Well, that's what our nation's largest food manufacturers--in the case of Froot Loops, Kellogg's--would like us to believe. They're behind the new food-labeling campaign called Smart Choices. You've probably already seen products that feature a big, green checkmark on the labels. They say it's designed to help us "easily identify smarter food and beverage choices."
Would someone please tell me how a sugar-laden, artificially colored product like Froot Loops is HEALTHY??? Or Cocoa-Puffs, another "smart choice??" (Did you know that sugar makes up 41% of the Froot Loops, by weight??)
Here's what Walter C. Willett, chairman of the nutrition department of the Harvard School of Public Health had to say (this quote appeared in a September 5, 2009 article in The New York Times). "These are horrible choices." Even the FDA is wary of this new labeling program. (And the FDA usually thinks that everything big pharma and agribusinesses do is A-OK. If they don't like it, well, it must be really, really bad).
The president of the Smart Choices board, Eileen T. Kennedy (she's dean of the Friedman School of Nutrition Science and Policy at Tufts University--go figure) says that "the checkmark means that the food item is a better for you' product." Better that what, I ask?? A bag of pork rinds fried in lard? Well, duh, that doesn't mean it's healthy!
If the goal is to steer consumers toward healthier food choices, this program is laughable. But we know that's not what it's all about. In reality it's simply a smokescreen (and a pretty savvy marketing ploy, if you think about it) to fool the general public into buying more products made by Kellogg's, Kraft Foods, Con Agra Foods, Unilever, General Mills, PepsiCo, and Tyson Foods.
According to the same NY Times article, "Michael Jacobson, executive director of the Center for Science in the Public Interest, an advocacy group, was part of a panel that helped devise the Smart Choices nutritional criteria, until he quit last September." Why did he quit? Because, he said, the panel was dominated by members of the food industry, which skewed its decisions.

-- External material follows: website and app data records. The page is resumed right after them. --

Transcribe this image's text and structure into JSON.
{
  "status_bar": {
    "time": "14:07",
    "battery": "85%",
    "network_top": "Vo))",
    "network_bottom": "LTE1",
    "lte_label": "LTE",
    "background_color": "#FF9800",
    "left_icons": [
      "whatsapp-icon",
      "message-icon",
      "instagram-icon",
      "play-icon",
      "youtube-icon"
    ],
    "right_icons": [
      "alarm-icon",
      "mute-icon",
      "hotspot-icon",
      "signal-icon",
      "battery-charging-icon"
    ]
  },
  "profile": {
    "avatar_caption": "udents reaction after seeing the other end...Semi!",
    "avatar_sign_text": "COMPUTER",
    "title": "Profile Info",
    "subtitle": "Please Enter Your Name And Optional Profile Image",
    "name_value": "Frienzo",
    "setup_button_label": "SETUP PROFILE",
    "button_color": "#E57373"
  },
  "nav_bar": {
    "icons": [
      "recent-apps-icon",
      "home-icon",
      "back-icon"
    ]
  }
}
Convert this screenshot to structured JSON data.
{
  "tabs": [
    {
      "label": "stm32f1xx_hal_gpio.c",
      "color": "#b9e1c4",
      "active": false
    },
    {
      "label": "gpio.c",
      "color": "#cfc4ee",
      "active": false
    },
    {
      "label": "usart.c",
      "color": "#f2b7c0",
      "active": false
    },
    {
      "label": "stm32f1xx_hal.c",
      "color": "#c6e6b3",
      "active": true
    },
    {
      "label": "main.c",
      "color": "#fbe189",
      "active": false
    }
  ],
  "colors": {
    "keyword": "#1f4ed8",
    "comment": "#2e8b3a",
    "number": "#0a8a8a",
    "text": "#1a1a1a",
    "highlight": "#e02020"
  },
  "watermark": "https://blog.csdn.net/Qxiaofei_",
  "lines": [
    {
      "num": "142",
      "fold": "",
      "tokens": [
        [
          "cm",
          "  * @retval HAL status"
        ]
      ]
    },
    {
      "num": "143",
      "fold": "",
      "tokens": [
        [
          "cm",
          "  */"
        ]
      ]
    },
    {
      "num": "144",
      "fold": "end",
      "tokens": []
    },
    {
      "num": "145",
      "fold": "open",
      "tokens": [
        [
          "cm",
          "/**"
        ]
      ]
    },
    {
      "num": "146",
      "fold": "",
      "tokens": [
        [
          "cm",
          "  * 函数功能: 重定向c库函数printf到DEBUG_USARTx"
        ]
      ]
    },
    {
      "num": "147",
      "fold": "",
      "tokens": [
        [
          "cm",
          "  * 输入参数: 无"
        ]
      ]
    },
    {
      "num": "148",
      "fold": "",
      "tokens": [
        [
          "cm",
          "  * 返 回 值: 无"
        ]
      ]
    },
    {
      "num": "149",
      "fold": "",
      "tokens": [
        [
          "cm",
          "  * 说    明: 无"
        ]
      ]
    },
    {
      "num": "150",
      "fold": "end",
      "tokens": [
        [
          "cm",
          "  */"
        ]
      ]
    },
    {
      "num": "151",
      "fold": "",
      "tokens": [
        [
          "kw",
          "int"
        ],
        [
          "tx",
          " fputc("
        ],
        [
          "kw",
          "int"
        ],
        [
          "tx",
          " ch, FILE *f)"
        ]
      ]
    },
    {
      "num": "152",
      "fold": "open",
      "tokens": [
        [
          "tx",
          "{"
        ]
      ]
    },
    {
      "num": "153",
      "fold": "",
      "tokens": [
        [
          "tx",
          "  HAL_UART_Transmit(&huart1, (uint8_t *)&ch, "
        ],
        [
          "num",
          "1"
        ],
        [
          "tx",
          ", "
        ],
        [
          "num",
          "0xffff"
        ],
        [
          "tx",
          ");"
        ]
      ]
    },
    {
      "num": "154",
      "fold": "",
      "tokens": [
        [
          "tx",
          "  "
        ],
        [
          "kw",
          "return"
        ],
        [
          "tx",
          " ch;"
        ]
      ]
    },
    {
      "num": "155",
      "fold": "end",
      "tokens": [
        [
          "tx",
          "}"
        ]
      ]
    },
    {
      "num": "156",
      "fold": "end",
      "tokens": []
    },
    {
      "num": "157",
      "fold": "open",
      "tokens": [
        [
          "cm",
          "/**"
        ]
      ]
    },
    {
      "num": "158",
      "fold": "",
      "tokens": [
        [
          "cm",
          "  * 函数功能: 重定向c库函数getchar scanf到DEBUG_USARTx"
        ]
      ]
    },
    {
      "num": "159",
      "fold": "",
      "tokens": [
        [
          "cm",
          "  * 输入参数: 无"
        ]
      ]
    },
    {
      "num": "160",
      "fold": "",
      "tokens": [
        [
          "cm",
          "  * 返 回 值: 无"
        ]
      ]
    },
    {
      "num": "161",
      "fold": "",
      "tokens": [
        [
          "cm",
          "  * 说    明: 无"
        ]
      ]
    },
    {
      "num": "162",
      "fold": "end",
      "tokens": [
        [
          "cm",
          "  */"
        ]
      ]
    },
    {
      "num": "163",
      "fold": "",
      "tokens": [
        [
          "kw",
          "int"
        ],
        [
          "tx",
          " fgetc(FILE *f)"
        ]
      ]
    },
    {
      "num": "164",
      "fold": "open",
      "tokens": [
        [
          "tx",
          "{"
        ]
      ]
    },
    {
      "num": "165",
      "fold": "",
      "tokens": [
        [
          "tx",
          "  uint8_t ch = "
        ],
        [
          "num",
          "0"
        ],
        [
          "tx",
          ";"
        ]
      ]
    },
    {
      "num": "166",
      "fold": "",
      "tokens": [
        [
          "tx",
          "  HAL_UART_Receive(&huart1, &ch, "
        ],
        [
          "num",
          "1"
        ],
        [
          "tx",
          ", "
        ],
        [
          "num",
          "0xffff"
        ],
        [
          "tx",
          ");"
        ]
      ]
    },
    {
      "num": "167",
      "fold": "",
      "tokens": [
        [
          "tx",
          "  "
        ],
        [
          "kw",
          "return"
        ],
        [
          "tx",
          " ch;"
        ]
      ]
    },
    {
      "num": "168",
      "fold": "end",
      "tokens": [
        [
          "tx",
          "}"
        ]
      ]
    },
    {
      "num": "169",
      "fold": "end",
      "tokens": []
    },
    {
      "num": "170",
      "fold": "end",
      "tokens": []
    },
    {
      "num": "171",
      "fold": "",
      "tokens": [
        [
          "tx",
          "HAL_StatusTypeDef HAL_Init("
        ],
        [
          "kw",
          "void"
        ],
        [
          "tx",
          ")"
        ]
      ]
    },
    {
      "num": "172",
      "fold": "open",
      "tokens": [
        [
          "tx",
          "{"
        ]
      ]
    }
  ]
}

The criteria they chose--hold onto your hats, folks--allows foods to carry the Smart Choices seal if they contain "added nutrients."
According to the advocacy organization Credo Action, the program's "burdensome application process and its relatively high fees -- appeals to giant packaged food companies at the expense of unprocessed, unbranded foods like fruits and vegetables. USDA guidelines warn extensively about the need to avoid consumption of added sugars from breakfast cereals, yet the Smart Choices board explicitly defined the label so that sugary breakfast cereals could qualify. That's not really a sign that the label's main concern is consumers' health." Visit http://www.credoaction.com/ and sign their petition to make changes that would make this labeling meaningful.
"You could start out with some sawdust, add calcium or Vitamin A, and meet the criteria," Mr. Jacobson said.
Folks, this is just another deceptive manipulation of the public by food industry giants. These are highly processed foods that contain artificial flavors, colors, hydrogenated oils, and genetically modified ingredients.
The next time I trot through the supermarket, I'll keep a hairy eyeball out for the big green checkmark. Supposedly some excellent, unprocessed foods are in this thing, too, but I suspect they're few and far between. SO DON'T BE FOOLED BY THE BIG GREEN CHECKMARK. REMEMBER TO VOTE WITH YOUR POCKETBOOK!
Please let us know what products--good and bad--you find with the checkmark.